§ **EXERCISE DETAILS**
Your answer should be every line from the records that contains "breakdown".

§ **RECORDS TO PROCESS**

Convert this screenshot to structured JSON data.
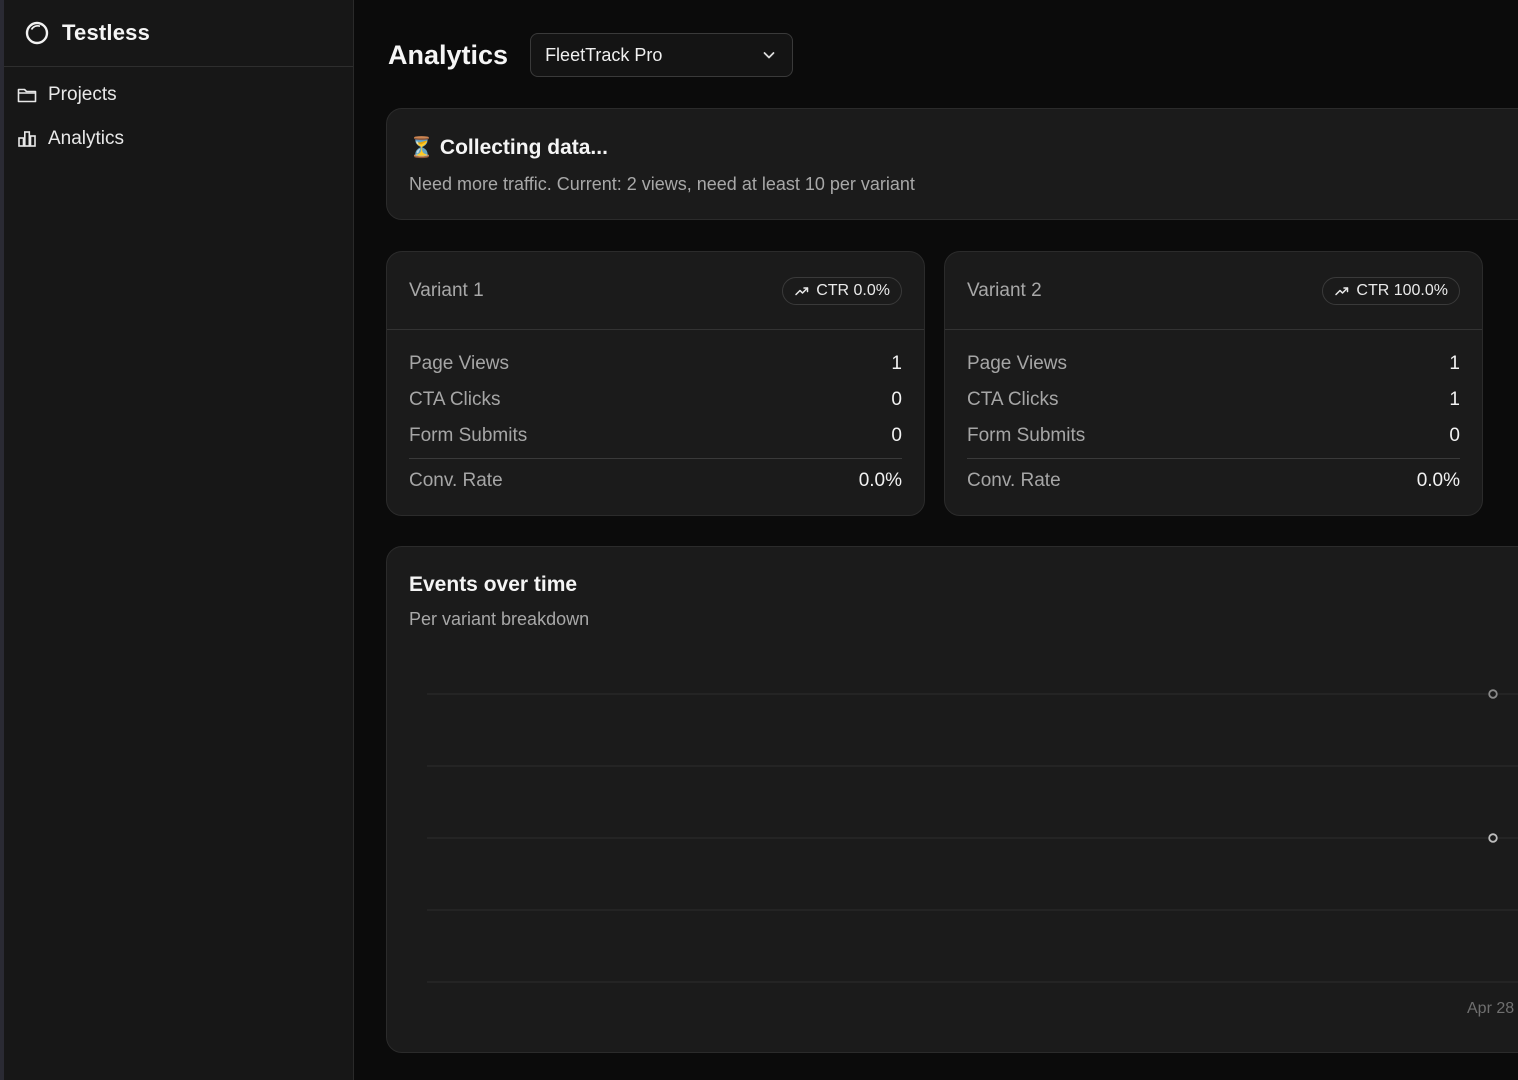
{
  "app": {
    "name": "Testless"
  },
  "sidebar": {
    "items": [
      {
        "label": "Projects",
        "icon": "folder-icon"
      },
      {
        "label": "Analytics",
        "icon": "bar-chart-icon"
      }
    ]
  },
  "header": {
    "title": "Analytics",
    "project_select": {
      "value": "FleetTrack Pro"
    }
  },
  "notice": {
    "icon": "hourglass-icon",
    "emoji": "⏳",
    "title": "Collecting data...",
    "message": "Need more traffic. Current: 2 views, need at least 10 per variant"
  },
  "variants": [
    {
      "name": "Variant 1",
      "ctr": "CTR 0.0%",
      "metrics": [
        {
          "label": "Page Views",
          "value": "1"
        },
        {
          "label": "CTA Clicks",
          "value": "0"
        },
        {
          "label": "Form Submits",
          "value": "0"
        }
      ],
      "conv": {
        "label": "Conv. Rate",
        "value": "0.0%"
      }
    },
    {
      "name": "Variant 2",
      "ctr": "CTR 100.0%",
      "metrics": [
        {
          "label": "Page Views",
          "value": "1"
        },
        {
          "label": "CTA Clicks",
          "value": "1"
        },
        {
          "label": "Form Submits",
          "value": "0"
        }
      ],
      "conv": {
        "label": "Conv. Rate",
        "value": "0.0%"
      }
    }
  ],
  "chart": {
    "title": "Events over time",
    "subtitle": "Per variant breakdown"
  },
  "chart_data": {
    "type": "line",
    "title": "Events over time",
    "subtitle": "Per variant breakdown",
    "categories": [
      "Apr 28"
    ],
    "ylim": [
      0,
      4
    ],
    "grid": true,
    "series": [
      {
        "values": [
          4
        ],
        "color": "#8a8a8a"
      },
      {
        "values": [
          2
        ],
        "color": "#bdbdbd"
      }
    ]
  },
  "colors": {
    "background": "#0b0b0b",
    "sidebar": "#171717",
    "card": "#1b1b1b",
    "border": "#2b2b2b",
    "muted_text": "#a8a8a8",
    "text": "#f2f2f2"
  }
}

§ **RESPONSE AREA**
    "subtitle": "Per variant breakdown"
    "subtitle": "Per variant breakdown",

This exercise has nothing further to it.